Decision Date: July 31, 2020
The Supreme Court of Judicature of Jamaica held that a school policy prohibiting dreadlocks as a hairstyle does not violate constitutional rights, including to self-expression, of the child. Parents of a minor child were informed by the school that unless they cut the child’s locked hair her admission to the school would be revoked because the school had a policy of “no braids, no beads, no locking of hair”. The Court held that, because the parents had not informed the school that the child’s hair was a manifestation of their Rastafarian beliefs and the school had not told the parents that there was an exception to the policy on the grounds of religion, this case was not about the right of Rastafarian children to wear dreadlocks to school. The Court stated that an individual cannot vary the rules of an institution simply because it does “not fit in with their choices and mode of self-expression,” and held that the school’s policy was not an infringement of the child’s right to freedom of expression.
YouTube, LLC v. Geeta Shroff
Decision Date: May 17, 2018
The Delhi High Court affirmed a temporary injunction against YouTube, directing it to globally take down defamatory materials uploaded on its platform. The Respondent had approached the Court seeking removal of posts with the tagline “Indian Money Hungry Dr. Geeta Shroff Must Watch,” as well as disclosure of the identities of the posters. Before the District Court, the offensive post was regarded as defamatory and ordered to be taken down from YouTube’s website globally, pursuant to which the post was only removed from the Indian domain, citing YouTube’s technical ‘inability’ to remove the contents globally and on grounds of international comity. The High Court held a global takedown order was essential to protect the reputation of the respondent as the “malicious” content was still accessible to users of VPNs and those outside India. After considering YouTube’s arguments based on protections afforded under US Section 230 of the Communications Decency Act and the SPEECH Act, the High Court, dismissed YouTube’s appeal. The High Court further rejected YouTube’s fresh claim that the post had in fact not been uploaded in India and therefore was outside of the order’s jurisdiction. YouTube’s appeal was dismissed as withdrawn, in order for it to seek alternate remedies.
● But Facebook’s Not a Country: How to Interpret Human Rights Law for Social Media Companies. Susan Benesch, Executive Director of the Dangerous Speech Project and Faculty Associate, Berkman Klein Center for Internet & Society, at Harvard University explores in her new paper how international human rights law must first be interpreted to clarify how (and whether) each of its provisions are suited for use by companies as a basis for regulating online content.
● The International Commission of Jurists spoke with Miranda Sissons, Director of Human Rights Product Policy at Facebook regarding the human rights impact of Facebook’s operations around the world.
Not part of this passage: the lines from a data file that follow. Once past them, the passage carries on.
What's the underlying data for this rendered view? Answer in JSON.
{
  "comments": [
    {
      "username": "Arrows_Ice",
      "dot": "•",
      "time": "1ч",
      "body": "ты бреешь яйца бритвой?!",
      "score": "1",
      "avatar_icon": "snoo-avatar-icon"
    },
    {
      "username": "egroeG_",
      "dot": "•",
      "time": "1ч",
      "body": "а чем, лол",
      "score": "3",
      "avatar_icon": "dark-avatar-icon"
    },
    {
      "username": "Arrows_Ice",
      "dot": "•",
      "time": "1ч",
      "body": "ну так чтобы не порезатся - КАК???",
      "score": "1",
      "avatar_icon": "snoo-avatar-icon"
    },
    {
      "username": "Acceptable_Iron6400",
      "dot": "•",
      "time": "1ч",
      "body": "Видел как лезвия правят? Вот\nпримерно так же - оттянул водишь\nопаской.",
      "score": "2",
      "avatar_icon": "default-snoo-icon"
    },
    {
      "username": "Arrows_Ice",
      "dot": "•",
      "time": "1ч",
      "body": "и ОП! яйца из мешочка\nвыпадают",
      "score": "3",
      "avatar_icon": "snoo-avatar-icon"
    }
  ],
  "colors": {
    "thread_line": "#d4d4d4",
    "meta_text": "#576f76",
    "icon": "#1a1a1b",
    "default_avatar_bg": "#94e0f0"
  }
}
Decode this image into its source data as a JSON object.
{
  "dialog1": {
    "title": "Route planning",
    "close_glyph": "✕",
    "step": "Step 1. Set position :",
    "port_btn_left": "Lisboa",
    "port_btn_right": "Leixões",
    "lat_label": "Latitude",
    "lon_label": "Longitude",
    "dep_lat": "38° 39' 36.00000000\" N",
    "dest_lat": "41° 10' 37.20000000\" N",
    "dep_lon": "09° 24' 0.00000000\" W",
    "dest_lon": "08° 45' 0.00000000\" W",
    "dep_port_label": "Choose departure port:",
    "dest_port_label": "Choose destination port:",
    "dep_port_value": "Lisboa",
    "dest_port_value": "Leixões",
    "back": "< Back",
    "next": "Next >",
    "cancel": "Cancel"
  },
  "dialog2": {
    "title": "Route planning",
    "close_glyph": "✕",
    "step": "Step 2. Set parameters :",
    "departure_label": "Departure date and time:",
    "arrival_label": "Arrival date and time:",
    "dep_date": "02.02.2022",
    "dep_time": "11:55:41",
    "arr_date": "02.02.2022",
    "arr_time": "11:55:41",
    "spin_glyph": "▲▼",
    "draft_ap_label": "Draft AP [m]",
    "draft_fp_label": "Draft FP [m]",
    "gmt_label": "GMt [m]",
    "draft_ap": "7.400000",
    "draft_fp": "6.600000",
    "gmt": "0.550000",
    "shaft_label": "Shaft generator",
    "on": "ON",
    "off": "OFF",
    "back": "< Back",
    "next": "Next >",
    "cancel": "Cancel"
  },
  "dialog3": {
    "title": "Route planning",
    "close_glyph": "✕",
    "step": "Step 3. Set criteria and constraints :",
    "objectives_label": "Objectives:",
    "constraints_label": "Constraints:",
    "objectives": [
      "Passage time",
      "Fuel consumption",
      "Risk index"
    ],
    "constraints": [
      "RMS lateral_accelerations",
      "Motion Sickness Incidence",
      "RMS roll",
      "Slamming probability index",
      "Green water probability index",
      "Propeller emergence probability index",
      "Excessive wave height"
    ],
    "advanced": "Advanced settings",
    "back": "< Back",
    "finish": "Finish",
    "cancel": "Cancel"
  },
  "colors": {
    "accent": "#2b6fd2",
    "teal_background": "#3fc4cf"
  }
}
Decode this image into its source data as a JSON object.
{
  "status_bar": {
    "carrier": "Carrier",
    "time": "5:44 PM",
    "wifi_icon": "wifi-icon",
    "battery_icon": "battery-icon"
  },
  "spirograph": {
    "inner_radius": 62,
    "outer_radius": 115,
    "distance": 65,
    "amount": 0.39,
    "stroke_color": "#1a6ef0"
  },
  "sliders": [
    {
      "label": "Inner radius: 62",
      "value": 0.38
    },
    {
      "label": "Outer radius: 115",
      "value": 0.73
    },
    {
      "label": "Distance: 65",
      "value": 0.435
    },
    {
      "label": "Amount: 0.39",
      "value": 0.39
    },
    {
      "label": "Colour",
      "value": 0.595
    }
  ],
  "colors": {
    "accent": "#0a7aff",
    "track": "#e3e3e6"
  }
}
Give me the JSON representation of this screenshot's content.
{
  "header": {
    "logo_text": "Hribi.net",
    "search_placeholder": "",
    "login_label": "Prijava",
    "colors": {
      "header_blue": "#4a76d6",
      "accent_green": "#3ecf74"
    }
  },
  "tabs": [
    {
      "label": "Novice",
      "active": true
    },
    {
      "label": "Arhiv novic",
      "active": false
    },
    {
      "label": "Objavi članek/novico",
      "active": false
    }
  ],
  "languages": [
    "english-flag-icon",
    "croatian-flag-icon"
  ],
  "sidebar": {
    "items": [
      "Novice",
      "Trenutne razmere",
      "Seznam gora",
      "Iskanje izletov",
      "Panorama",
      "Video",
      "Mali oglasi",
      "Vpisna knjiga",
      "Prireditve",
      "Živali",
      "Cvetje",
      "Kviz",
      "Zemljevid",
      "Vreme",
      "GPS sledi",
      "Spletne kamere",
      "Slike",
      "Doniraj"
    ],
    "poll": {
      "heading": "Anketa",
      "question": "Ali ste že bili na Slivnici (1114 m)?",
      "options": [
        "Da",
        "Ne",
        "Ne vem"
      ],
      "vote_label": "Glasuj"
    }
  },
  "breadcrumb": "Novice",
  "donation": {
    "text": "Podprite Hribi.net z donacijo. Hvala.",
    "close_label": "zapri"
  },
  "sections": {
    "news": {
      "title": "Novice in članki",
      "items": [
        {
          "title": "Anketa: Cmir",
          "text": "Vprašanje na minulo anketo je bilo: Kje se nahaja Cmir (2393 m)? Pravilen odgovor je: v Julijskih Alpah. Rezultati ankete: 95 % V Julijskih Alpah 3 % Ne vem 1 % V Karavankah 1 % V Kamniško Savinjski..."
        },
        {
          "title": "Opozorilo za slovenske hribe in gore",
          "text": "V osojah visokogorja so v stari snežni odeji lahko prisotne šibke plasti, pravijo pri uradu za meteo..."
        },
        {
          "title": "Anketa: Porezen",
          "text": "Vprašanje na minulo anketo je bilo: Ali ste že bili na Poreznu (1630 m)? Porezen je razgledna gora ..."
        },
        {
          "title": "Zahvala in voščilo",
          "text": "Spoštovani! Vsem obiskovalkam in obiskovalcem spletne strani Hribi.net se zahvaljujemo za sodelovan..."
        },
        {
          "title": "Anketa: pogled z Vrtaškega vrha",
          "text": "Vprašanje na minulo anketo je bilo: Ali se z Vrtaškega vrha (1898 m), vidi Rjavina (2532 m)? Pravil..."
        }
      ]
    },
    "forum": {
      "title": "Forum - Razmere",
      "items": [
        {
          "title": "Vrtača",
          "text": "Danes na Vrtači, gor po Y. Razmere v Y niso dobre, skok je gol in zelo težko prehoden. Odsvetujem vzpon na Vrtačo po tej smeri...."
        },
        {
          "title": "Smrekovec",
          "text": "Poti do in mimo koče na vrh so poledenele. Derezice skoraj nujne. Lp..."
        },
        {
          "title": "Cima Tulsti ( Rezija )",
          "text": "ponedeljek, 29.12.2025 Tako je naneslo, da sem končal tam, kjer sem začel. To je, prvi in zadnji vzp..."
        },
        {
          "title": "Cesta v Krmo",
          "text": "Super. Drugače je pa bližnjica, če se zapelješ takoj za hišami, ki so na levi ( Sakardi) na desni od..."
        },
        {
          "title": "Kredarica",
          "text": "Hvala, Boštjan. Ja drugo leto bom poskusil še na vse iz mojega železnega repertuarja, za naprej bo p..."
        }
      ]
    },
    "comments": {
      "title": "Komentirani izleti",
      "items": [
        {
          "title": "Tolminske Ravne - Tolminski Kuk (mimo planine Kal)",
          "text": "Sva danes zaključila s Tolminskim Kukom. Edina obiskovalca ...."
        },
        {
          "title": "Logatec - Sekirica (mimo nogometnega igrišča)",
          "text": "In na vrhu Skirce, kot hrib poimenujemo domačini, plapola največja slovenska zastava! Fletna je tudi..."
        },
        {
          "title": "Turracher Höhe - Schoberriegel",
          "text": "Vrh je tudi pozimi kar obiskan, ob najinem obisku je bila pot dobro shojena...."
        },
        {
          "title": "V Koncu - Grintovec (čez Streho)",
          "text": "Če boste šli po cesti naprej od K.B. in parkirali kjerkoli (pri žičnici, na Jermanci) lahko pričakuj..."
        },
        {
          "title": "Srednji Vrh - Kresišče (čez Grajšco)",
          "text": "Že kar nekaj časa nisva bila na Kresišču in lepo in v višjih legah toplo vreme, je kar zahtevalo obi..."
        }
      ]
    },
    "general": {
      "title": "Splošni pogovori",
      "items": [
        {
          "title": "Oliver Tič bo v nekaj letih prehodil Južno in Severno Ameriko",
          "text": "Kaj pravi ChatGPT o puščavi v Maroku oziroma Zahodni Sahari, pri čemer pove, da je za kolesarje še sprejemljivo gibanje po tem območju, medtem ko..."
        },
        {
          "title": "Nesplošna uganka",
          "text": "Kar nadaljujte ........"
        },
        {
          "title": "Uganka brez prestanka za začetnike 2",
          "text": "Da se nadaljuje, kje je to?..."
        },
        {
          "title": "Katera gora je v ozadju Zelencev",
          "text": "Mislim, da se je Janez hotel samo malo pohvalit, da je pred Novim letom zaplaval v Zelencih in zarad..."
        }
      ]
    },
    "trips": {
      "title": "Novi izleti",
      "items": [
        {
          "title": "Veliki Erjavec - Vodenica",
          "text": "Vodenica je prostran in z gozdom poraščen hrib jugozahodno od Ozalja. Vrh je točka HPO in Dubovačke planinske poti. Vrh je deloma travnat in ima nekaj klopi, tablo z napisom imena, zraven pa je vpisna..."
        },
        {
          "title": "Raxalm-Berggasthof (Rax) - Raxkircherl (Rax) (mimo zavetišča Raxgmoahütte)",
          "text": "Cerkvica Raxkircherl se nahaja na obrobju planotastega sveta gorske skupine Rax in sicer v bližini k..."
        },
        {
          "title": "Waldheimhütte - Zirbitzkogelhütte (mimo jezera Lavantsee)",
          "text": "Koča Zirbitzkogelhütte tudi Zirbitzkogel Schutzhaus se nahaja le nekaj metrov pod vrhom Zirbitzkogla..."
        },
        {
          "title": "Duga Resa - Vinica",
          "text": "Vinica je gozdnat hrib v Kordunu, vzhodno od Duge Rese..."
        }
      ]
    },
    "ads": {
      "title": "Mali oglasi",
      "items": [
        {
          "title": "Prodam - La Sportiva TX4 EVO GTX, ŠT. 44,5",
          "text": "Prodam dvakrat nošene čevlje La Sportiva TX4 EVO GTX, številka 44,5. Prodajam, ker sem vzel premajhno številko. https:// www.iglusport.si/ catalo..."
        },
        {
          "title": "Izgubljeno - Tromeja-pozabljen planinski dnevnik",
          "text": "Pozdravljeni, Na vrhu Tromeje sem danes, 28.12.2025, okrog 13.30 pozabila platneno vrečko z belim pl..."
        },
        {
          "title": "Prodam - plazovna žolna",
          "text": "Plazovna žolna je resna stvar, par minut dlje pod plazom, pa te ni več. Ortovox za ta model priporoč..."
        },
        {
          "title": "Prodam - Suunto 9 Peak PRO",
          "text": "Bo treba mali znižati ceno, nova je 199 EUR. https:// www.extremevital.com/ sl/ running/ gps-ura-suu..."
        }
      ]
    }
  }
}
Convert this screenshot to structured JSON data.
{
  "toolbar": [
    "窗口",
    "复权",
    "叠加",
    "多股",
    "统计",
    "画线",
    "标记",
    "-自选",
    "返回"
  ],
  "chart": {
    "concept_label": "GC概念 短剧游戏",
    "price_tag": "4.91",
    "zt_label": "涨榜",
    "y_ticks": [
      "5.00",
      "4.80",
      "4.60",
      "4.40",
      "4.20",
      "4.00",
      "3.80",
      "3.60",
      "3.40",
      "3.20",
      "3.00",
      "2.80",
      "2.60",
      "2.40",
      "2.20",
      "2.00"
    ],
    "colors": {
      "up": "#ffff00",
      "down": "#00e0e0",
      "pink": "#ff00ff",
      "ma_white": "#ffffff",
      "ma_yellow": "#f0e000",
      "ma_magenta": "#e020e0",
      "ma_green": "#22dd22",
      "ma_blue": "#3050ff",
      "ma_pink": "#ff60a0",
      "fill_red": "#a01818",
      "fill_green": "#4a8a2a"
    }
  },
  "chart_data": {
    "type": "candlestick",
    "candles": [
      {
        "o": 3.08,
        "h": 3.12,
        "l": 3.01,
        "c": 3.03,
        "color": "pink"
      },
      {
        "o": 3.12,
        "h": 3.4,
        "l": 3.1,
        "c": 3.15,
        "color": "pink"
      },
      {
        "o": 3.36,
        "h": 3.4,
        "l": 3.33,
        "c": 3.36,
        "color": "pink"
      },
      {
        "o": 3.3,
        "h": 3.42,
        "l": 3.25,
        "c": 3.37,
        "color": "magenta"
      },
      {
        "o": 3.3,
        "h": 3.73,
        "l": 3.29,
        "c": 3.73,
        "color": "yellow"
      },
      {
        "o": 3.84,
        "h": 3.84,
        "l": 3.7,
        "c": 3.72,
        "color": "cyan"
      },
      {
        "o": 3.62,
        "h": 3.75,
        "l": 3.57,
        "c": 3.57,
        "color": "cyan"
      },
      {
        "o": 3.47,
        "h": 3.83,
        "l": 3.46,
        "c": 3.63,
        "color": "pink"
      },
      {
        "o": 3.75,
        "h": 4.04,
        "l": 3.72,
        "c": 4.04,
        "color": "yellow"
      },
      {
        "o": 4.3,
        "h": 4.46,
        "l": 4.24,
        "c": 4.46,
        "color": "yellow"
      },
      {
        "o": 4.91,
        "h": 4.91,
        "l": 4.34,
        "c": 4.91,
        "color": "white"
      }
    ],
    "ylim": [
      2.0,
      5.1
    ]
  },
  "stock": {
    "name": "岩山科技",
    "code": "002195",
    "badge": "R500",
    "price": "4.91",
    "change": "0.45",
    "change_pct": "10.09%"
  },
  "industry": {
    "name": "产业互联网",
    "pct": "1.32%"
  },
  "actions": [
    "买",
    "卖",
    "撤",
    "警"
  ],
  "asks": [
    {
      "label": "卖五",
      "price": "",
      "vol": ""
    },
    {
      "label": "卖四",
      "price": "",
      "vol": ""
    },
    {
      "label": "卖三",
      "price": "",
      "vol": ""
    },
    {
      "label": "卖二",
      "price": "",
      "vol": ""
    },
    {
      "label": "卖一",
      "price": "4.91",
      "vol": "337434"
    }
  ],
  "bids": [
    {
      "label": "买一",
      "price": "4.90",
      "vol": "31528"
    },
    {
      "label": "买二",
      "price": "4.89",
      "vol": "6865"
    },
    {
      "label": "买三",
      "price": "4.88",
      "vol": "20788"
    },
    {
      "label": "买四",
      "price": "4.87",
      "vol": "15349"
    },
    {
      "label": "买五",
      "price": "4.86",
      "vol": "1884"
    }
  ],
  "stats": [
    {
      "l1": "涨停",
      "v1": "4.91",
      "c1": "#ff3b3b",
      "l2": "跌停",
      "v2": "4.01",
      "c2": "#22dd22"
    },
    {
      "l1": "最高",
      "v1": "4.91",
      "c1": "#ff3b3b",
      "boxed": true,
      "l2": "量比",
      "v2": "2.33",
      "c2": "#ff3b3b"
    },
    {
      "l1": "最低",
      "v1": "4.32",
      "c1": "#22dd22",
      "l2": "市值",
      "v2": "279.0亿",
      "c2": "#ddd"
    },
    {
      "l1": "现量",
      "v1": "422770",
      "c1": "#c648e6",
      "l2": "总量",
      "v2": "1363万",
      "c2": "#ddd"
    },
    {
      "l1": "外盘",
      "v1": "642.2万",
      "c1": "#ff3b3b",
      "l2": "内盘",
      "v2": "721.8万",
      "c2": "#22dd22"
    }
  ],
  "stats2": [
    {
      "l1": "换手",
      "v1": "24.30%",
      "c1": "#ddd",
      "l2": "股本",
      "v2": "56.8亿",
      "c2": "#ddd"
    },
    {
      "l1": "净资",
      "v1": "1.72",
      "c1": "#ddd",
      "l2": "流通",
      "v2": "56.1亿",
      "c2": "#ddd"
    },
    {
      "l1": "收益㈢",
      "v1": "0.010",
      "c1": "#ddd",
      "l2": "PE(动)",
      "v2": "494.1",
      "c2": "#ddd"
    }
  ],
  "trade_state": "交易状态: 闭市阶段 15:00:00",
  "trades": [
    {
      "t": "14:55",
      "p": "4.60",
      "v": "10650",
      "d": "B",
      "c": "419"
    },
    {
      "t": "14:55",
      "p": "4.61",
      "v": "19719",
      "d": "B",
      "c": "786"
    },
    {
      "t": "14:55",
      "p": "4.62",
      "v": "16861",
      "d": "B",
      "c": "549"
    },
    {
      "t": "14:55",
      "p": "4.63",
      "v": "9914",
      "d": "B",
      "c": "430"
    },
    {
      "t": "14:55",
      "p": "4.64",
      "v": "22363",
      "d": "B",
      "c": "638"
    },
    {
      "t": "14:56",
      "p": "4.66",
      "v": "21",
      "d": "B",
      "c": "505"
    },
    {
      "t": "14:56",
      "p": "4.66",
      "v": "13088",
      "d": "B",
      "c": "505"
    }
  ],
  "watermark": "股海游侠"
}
This Q&A focused on the situation in Myanmar, where there are credible reports of international crimes.
This newsletter is reproduced with the permission of Global Freedom of Expression. For an archive of previous newsletters, see here.